Tell how many lines of the data include the word "helper". Nothing but the number belongs in the answer.
[Exercise material]
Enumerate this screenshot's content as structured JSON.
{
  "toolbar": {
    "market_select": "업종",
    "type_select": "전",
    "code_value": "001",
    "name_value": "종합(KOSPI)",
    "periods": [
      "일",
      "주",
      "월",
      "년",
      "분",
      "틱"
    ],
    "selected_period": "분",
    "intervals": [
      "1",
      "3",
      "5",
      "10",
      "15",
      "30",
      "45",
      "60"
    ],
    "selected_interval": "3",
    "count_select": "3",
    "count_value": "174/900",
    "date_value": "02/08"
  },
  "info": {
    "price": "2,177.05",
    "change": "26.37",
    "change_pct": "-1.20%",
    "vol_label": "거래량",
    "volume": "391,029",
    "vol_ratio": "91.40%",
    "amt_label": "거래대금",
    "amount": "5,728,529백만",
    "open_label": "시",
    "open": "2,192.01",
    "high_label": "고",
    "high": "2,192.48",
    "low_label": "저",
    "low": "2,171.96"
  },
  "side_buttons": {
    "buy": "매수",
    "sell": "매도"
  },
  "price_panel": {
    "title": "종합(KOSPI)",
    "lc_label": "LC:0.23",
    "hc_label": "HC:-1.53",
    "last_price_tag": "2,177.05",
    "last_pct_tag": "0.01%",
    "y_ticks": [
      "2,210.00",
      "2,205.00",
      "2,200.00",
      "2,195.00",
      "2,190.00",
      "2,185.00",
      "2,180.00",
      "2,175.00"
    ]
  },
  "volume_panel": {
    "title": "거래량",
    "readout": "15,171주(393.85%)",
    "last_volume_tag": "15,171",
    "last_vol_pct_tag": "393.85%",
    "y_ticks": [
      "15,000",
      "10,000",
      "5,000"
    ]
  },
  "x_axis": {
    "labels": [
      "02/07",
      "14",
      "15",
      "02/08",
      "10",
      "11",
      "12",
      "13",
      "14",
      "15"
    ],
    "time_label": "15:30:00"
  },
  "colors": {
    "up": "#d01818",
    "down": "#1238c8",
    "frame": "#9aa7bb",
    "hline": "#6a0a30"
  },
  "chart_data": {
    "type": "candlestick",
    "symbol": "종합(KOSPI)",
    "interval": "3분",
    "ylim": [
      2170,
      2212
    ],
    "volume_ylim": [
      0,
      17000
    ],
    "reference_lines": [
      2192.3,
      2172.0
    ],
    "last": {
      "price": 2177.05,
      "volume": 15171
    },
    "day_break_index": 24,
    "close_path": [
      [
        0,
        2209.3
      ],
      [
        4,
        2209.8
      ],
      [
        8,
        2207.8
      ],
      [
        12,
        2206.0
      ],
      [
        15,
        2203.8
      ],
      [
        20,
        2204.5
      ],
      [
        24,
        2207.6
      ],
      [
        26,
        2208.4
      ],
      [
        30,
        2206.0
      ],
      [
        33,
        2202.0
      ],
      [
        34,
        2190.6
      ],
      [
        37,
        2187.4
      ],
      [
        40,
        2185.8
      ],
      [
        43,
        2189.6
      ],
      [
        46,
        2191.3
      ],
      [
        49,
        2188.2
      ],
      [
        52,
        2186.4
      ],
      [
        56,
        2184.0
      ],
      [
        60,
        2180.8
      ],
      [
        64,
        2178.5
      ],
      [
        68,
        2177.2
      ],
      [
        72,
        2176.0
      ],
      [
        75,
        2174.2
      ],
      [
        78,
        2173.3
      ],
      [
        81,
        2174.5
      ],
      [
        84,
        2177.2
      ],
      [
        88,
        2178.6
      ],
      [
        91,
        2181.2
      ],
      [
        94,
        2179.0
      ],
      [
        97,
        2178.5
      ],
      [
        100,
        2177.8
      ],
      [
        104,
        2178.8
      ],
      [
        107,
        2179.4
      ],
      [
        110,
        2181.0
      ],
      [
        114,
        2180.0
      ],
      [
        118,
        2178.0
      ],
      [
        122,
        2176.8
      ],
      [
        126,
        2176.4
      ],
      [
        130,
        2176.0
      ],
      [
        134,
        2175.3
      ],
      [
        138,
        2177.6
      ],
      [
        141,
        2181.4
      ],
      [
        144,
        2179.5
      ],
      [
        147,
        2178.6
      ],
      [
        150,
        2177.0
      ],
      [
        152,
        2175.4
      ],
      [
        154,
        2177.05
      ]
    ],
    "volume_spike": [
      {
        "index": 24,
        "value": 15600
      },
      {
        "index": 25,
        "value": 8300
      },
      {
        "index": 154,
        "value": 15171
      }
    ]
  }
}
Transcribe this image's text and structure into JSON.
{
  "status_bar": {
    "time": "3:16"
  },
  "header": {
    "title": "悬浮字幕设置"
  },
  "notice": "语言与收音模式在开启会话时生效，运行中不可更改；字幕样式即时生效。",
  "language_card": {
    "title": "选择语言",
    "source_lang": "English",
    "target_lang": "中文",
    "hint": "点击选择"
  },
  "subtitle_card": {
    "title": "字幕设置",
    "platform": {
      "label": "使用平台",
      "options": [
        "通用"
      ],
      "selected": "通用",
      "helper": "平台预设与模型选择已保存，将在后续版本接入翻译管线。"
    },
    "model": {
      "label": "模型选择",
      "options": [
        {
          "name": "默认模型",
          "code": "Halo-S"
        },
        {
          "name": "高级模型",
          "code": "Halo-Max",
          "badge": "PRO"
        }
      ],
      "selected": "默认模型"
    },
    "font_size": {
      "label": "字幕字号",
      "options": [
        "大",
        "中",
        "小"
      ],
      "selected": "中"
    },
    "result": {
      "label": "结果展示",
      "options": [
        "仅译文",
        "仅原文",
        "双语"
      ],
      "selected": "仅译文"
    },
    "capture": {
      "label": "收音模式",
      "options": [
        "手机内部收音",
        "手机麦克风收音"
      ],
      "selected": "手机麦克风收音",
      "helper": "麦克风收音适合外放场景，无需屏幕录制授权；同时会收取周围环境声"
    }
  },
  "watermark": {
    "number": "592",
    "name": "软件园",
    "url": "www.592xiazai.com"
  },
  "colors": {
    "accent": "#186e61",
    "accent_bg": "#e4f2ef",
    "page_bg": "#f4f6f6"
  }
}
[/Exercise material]
- **Task result**
2